Irrelevant. That is how I would describe the Melk Stardust arc; considering the momentum built up by the Ozone herb and Gourmet World arcs, the Melk Stardust saga essentially brought the Toriko story to a grinding halt, achieving almost nothing in the long run.
That being said, the arc wasn’t without its positives:
-Toriko and Komatsu
If there was one goal the arc managed to achieve, it was to further develop Komatsu’s relationship with Toriko, not really breaking any new ground, merely cementing what had begun to take shape.
In a way, because they were forced to split up-Toriko seeking the stardust stone, Komatsu aiding Melk II in finding her confidence- they each continued to grow separate from one another even while sharing the same spirit.
Komatsu shared his brilliant spirit with a desperate soul while Toriko continued to prepare for the Gourmet World, now with a clear understanding of his limits and abilities.
Again, nothing mind blowing but, it was something.
Precluding Toriko’s minuscule development, this arc would have been largely unimpressive if not for Melk I and II. Melk I, despite his size, was hilarious. His near silent interactions with Toriko and the revelations about the misunderstandings that littered his life in light of his soft voice made for some very interesting reading, presenting a number of somewhat heavy subjects with a humorous tone.
Melk II’s journey from timid apprentice to master craftsman gave the arc a purpose, specifically watching her open up to Komatsu as he gave her the confidence he had taken from Toriko.
-What I didn’t like?
The same stuff that has always irked me about Toriko didn’t really change with this arc.

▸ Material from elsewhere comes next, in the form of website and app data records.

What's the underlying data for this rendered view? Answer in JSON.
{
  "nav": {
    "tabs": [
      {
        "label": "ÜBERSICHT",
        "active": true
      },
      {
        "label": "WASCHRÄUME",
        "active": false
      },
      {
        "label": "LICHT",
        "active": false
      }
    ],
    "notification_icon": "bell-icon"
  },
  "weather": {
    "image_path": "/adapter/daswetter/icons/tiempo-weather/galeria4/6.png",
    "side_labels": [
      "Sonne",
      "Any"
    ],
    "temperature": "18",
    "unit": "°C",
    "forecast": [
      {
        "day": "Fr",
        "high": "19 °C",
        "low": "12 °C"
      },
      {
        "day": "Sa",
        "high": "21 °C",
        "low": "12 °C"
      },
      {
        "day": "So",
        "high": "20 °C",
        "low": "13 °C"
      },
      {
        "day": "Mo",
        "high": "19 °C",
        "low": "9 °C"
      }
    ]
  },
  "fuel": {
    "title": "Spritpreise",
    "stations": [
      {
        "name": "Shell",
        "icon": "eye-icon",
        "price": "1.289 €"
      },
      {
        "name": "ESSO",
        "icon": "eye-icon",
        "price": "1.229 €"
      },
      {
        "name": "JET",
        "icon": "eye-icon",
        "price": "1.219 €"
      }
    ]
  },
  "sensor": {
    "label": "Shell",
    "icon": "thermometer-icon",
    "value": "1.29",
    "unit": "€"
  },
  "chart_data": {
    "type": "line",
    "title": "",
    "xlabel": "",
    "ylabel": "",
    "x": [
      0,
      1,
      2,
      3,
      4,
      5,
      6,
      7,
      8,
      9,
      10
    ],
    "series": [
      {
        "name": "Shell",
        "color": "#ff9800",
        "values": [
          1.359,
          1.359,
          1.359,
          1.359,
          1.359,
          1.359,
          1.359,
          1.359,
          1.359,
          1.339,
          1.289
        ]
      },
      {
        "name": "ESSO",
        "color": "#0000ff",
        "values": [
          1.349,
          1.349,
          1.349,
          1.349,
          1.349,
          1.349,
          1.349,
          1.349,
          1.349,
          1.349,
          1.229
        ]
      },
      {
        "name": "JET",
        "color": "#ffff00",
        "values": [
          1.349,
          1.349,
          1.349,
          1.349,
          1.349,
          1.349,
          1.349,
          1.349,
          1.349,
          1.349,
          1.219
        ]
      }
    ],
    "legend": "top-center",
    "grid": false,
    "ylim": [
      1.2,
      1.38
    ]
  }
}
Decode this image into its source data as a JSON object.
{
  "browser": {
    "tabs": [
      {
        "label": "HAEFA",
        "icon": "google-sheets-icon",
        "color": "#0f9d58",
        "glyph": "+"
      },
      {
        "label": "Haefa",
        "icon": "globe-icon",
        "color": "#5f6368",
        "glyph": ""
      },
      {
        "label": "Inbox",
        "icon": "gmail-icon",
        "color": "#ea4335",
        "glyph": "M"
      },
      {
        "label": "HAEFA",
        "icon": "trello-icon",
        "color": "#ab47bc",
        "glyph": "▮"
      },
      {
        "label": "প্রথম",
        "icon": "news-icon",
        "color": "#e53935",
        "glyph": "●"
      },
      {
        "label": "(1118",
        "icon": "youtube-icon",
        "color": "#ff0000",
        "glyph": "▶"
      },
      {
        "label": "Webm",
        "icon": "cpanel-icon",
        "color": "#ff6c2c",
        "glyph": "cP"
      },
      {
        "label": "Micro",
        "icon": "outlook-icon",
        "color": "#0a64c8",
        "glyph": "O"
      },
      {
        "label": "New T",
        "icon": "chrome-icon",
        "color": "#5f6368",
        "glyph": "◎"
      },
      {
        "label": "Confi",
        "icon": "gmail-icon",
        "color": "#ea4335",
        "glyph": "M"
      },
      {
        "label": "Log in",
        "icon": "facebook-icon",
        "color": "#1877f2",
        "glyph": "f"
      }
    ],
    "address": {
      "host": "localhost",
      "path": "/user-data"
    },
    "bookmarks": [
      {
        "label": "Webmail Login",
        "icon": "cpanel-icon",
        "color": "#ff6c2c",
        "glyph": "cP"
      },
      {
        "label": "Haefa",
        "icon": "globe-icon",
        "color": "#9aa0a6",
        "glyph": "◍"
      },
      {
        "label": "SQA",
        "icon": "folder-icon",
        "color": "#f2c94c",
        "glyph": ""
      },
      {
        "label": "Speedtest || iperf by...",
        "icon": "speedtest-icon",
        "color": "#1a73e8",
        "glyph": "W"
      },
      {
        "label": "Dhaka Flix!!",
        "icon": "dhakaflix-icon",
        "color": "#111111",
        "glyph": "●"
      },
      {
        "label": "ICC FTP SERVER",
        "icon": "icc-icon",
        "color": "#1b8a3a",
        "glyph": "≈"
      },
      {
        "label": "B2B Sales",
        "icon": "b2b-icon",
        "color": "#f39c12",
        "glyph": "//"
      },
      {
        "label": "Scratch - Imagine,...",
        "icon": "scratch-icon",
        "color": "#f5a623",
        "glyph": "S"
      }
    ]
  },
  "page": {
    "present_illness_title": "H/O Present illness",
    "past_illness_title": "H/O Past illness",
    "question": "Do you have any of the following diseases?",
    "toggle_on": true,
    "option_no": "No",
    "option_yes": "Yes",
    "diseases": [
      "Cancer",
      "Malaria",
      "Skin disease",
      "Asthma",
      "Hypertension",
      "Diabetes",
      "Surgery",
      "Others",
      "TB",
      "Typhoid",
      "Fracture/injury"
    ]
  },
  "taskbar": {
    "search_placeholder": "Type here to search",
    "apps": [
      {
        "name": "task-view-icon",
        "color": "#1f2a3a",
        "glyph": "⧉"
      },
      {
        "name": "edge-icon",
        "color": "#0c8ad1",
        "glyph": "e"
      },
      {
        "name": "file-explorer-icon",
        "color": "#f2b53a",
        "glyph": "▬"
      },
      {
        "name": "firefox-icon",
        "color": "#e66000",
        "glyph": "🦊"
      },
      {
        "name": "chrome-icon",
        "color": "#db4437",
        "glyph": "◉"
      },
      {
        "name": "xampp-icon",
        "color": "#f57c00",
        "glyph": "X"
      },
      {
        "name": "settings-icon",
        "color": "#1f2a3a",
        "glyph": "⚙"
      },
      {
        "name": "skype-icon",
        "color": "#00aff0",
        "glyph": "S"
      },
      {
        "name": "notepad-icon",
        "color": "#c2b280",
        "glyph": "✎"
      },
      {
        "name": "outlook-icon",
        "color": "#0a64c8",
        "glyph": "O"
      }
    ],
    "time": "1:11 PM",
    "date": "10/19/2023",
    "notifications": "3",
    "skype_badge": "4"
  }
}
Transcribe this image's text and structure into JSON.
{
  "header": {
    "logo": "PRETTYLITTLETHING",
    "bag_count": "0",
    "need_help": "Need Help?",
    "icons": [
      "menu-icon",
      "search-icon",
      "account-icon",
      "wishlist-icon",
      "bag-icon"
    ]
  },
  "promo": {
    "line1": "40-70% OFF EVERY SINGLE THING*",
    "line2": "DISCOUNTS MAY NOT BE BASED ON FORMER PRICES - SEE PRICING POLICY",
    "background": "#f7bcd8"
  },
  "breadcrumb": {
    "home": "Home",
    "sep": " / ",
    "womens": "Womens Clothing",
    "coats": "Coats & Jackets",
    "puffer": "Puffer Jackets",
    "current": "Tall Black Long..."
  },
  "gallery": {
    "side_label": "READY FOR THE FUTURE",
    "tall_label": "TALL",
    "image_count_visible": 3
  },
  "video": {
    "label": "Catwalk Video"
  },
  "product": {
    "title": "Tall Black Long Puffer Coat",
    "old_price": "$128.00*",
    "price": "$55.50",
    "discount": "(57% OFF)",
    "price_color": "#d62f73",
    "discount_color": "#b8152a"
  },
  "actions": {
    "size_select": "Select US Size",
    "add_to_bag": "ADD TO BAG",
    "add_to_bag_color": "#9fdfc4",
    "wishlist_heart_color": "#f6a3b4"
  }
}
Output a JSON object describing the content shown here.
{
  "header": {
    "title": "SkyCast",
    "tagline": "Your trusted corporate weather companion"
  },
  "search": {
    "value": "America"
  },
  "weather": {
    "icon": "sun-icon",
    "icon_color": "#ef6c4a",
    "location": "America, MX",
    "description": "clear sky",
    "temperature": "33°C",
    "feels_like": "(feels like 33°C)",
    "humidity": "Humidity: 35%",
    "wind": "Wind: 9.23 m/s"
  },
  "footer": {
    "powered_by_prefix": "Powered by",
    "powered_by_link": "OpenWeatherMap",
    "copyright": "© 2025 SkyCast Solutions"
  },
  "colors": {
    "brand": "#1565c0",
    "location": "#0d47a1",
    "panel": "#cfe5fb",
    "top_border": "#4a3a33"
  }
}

Specifically all the bizarre creatures. I don’t mind the odd combination of animals that constitute the monsters of the Toriko manga.
But I don’t see why each chapter needs to introduce a bunch of new creatures with new names and classifications, none of which I am ever going to remember.
And then there is Zebra, showing up at the end of the arc, which was a good thing actually. Created the suspense and intrigue that the arc needed.
Except I remember the first time I encountered Zebra in the anime, thought he was pretty scary for a character, presumed he would play the role of the evil heavenly king, accepted that he was more anti-hero than anything, a not-so-good guy that can manage to squeeze out a decent act or two.
And then the series revealed him to be a man not quite as bad as we were led to believe, who went to jail for some fairly righteous actions rather than the heinous crimes that were hinted.
Not that that makes him a terrible character; I simply expected one thing, got another, and as a result his appearance doesn’t exactly excite me as much as I hoped it would.
+RATING: 6/10. The Melk Stardust arc ran for ten chapters, from Chapter 114 to Chapter 124. Overall it ranged from mundane to mildly entertaining. I doubt I will remember the arc or any of the new characters that were introduced.
The arc didn’t really do anything for my interest in the Manga, positively or negatively; I could still be better described as mildly curious rather than an outright fan. Whether or not that will change by the time I catch up to the present arc will depend on the quality of the manga.